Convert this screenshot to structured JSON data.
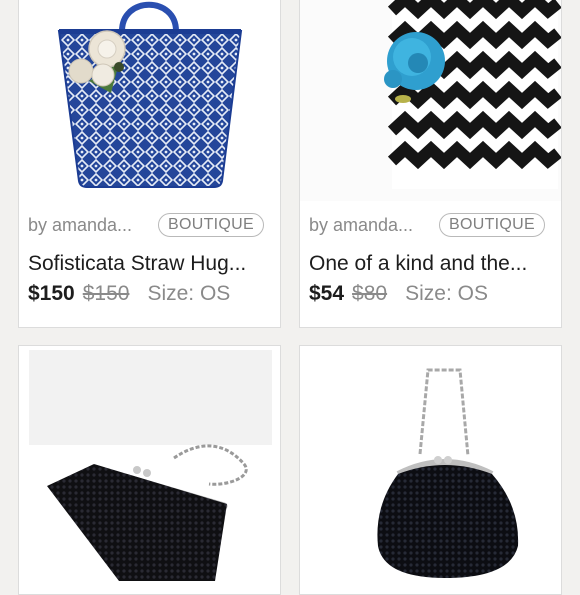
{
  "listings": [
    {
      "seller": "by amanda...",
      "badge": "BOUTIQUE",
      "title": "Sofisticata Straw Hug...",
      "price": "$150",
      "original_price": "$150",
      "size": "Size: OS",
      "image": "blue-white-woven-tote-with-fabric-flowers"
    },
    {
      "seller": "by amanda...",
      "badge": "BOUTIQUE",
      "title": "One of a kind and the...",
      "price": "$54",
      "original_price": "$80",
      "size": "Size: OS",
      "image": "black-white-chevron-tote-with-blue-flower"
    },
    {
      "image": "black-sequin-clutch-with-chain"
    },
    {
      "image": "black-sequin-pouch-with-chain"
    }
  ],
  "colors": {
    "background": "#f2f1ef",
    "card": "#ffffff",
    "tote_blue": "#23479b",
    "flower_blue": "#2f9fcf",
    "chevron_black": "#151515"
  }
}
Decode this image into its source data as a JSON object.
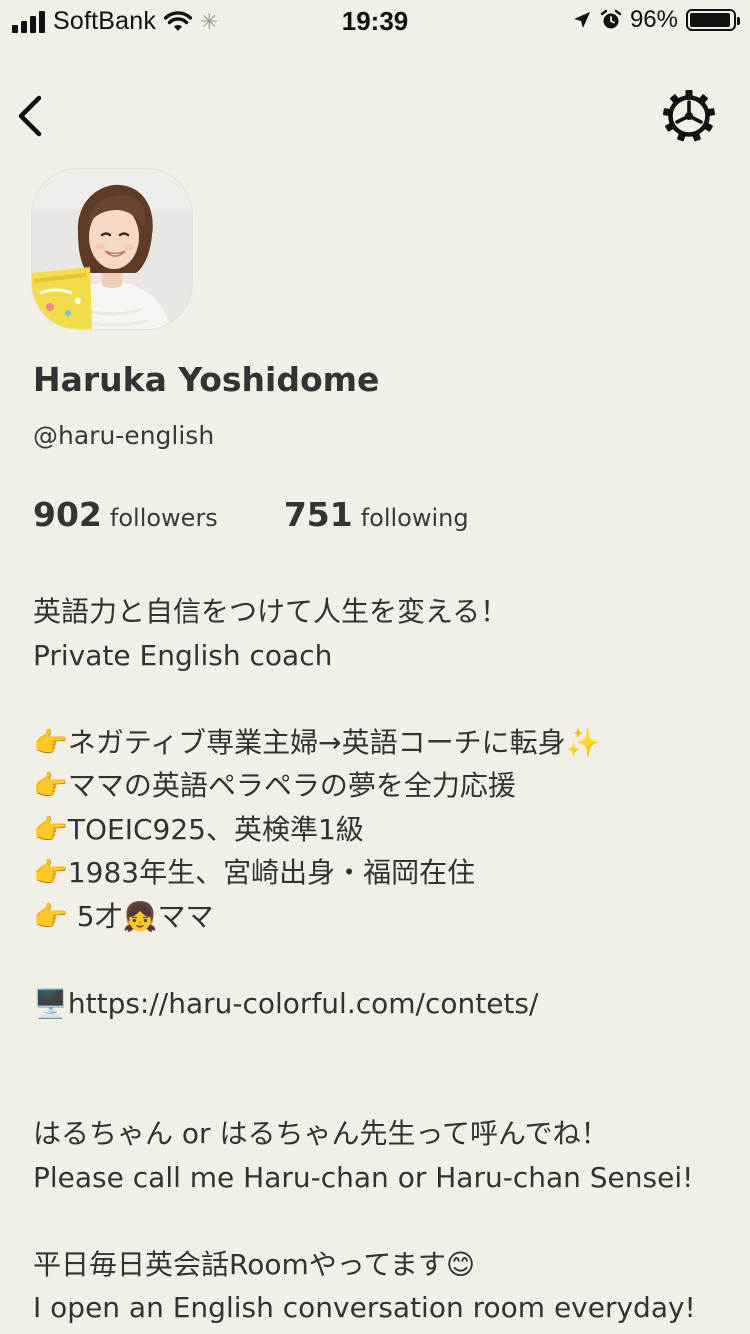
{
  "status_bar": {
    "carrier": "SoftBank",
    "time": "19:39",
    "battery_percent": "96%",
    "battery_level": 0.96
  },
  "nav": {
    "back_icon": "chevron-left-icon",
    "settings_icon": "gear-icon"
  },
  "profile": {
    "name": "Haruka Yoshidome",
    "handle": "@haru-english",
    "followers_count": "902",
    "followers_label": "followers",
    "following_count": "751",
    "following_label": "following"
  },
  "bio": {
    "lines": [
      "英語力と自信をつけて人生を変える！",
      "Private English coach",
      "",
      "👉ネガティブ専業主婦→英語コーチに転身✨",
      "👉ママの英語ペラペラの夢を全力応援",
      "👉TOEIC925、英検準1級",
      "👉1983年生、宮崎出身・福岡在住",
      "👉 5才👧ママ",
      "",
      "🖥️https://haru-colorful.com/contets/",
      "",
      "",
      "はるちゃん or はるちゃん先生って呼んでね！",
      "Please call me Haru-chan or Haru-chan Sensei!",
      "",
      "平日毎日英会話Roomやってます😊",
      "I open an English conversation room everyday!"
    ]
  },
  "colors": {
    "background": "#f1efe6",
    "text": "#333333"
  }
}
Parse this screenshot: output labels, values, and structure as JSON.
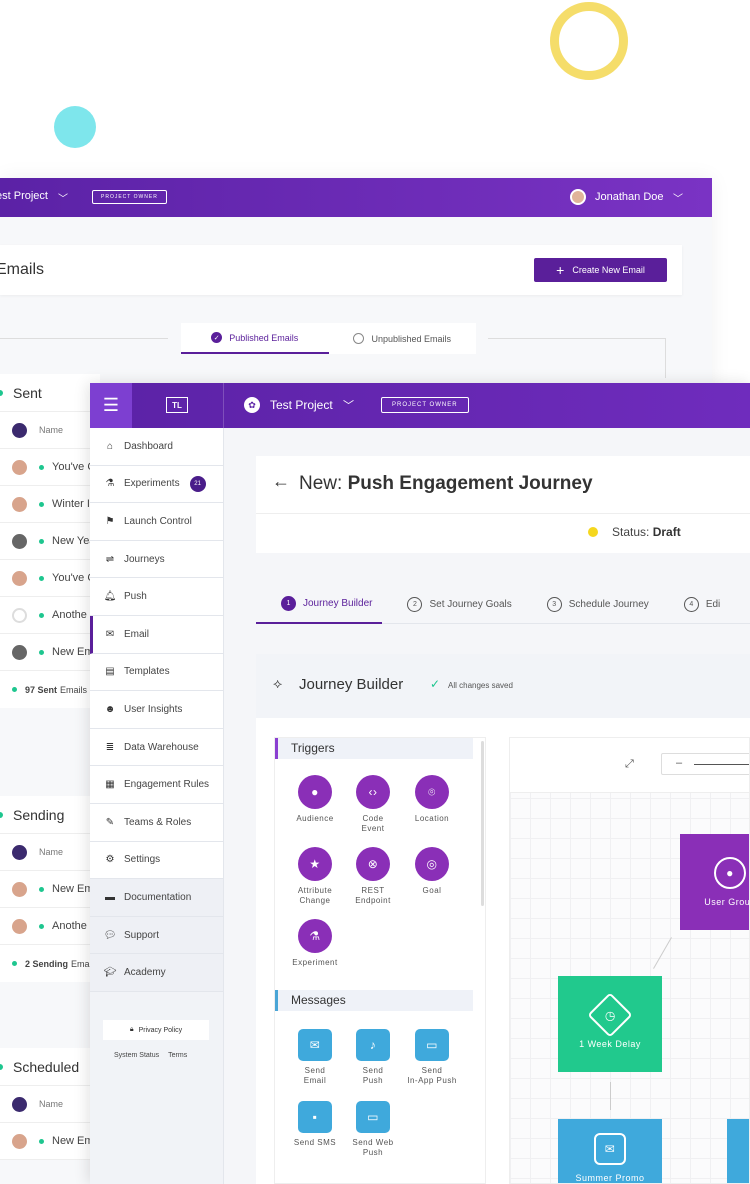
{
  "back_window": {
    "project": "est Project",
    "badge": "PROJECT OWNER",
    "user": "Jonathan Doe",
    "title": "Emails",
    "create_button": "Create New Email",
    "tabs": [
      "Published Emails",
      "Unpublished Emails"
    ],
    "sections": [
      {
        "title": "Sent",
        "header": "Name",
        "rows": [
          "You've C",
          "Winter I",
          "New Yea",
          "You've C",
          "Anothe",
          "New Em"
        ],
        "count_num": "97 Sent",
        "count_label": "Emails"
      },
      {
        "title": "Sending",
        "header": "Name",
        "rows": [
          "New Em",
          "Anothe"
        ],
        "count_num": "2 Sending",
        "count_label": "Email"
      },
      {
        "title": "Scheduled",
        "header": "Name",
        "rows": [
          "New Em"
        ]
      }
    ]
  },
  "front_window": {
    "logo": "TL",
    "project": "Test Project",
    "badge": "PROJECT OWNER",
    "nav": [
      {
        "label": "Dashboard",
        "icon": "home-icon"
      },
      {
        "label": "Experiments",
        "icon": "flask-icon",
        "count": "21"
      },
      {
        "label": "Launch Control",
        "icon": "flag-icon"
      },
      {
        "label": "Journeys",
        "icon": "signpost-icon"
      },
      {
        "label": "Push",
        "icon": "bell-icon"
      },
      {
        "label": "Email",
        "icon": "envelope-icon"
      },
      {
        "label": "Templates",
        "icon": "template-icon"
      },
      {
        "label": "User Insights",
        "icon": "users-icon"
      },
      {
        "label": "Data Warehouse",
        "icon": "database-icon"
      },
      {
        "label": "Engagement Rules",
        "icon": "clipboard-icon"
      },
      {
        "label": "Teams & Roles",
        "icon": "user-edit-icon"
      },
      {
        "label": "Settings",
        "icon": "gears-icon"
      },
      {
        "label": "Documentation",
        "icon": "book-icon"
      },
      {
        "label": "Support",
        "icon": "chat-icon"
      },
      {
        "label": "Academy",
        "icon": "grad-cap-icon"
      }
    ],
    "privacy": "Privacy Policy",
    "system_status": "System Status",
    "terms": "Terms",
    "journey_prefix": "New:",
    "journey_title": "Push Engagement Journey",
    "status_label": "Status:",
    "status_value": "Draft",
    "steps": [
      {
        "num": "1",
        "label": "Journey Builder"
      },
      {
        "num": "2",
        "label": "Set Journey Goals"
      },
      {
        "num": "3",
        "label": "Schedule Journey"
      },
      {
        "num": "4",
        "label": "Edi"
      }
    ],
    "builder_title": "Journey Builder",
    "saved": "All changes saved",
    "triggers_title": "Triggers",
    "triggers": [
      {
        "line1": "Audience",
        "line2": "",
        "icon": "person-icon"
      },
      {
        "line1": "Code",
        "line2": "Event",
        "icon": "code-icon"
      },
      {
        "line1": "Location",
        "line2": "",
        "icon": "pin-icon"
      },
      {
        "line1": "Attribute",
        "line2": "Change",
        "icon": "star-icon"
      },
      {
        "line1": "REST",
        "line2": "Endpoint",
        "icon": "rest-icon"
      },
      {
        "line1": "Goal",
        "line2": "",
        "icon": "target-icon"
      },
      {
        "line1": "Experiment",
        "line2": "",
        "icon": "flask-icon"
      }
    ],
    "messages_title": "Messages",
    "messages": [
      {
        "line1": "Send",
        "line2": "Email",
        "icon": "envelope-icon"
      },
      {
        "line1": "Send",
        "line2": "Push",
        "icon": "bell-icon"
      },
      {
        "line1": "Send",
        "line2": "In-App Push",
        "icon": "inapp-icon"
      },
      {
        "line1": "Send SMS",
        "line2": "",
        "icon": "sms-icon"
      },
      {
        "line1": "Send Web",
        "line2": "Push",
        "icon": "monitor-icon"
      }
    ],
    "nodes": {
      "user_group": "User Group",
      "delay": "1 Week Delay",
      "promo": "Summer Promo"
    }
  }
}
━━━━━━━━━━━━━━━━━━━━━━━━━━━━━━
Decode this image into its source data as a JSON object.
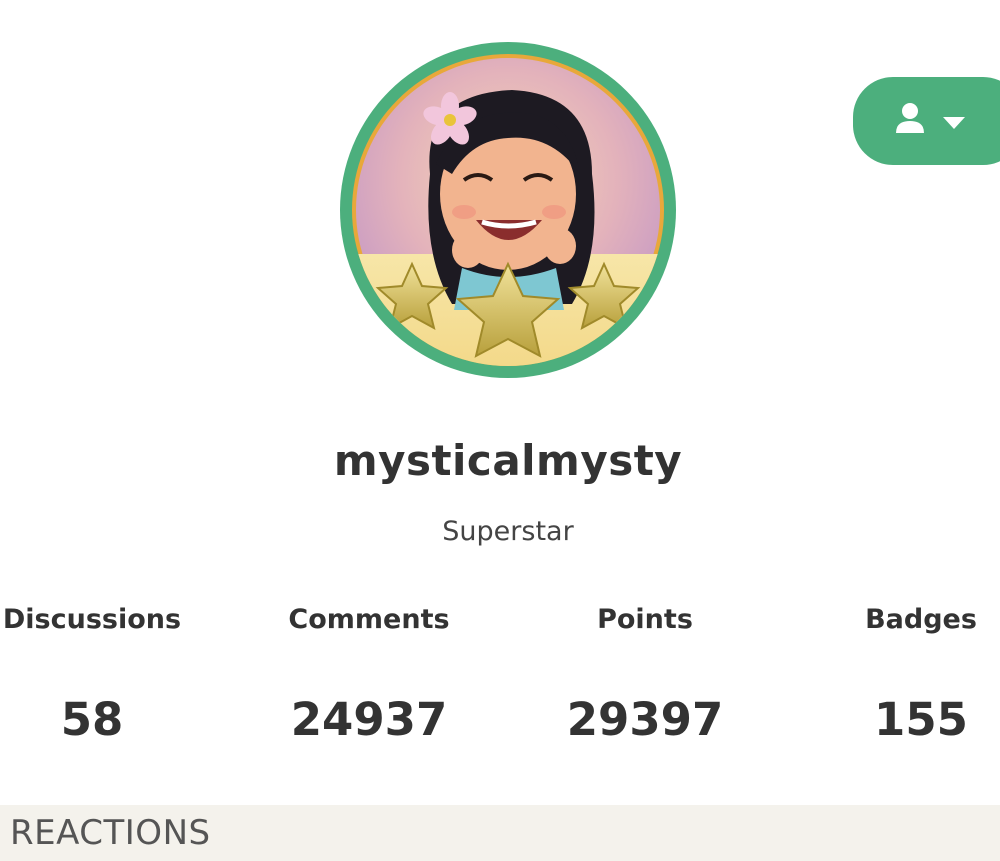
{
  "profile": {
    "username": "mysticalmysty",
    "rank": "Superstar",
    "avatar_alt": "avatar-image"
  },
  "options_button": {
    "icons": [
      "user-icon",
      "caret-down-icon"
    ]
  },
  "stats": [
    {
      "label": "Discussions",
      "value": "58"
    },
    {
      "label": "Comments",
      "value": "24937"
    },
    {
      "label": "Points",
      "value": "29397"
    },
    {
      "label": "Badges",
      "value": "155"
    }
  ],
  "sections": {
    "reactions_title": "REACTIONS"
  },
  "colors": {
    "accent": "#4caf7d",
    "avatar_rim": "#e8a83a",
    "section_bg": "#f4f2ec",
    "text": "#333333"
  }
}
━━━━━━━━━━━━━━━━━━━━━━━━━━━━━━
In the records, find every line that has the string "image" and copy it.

      "image": "blue-white-woven-tote-with-fabric-flowers"
      "image": "black-white-chevron-tote-with-blue-flower"
      "image": "black-sequin-clutch-with-chain"
      "image": "black-sequin-pouch-with-chain"
Decode this image into its source data as a JSON object.
Decode this image into its source data as a JSON object.
    "avatar_alt": "avatar-image"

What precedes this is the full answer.